Sometimes, parents feel guilty toward their children following a divorce, which may have given rise to some negative emotions. Often the temptation for parents, whether they have child custody or visitation rights, is to reach for a quick and easy fix by buying children presents, perhaps lavish ones. The truth is that children will benefit more from increased care and attention from a parent than from a gift of the latest electronic gizmo or expensive clothes. Additionally, children often know what is going on, and may think you are trying to buy their affection and approval with bribes.
What children really need is enhanced stability and security. That means making sure that any missing furniture in the household caused by the couple splitting apart is replaced, or the room rearranged to account for it, rather than the children seeing a big gaping hole in the room that reminds them of one parent's absence. Each parent's living space should have adequate accommodations for the children, even if they are only occasional overnight visitors rather than living there.
Each divorced parent should encourage the other to become or remain a good parent. It is extremely destructive to do things to undermine this or to try to get children to "take sides" following a divorce.
Children should not be used as the confidants of their parents. They are not adults and should not be burdened with adult worries or concerns. A divorced parent should have other adult friends for support and to discuss problems with.
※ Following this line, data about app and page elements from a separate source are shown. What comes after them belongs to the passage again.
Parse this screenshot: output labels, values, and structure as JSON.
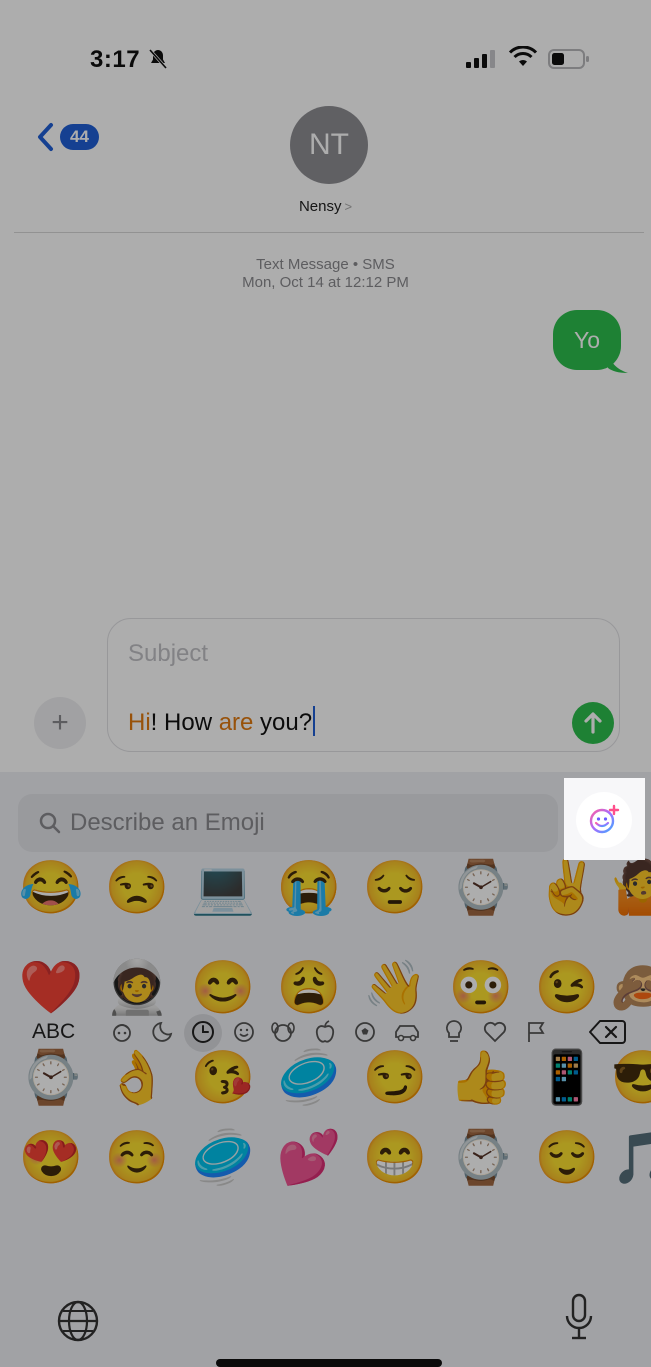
{
  "status_bar": {
    "time": "3:17"
  },
  "header": {
    "back_badge": "44",
    "avatar_initials": "NT",
    "contact_name": "Nensy",
    "contact_chevron": ">"
  },
  "thread": {
    "meta_line1": "Text Message • SMS",
    "meta_line2": "Mon, Oct 14 at 12:12 PM",
    "messages": [
      {
        "from": "me",
        "text": "Yo"
      }
    ]
  },
  "composer": {
    "subject_placeholder": "Subject",
    "msg_part1": "Hi",
    "msg_part2": "! How ",
    "msg_part3": "are",
    "msg_part4": " you?",
    "highlight_color": "#e07a10"
  },
  "emoji_keyboard": {
    "search_placeholder": "Describe an Emoji",
    "genmoji_icon": "genmoji-create-icon",
    "rows": [
      [
        "😂",
        "😒",
        "💻",
        "😭",
        "😔",
        "⌚",
        "✌️",
        "🤷"
      ],
      [
        "❤️",
        "🧑‍🚀",
        "😊",
        "😩",
        "👋",
        "😳",
        "😉",
        "🙈"
      ],
      [
        "⌚",
        "👌",
        "😘",
        "🥏",
        "😏",
        "👍",
        "📱",
        "😎"
      ],
      [
        "😍",
        "☺️",
        "🥏",
        "💕",
        "😁",
        "⌚",
        "😌",
        "🎵"
      ]
    ],
    "abc_label": "ABC",
    "categories": [
      "genmoji-icon",
      "stickers-icon",
      "recent-icon",
      "smileys-icon",
      "animals-icon",
      "food-icon",
      "activity-icon",
      "travel-icon",
      "objects-icon",
      "symbols-icon",
      "flags-icon"
    ],
    "selected_category": "recent-icon"
  },
  "colors": {
    "accent": "#1f5fd6",
    "imessage_green": "#2dbf4d"
  }
}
Children need to feel that they can rely on their parents for support and encouragement, not the other way around.
A parent going through a divorce should also consider holding off on re-entering the world of dating until after the divorce is final. At a minimum, children should not be involved in their father or mother's dating relationships at this early point, as they may find it confusing or disturbing.
Source: The Huffington Post, "Attention, Guilt-Ridden Parents!" Christina Pesoli, Aug. 31, 2012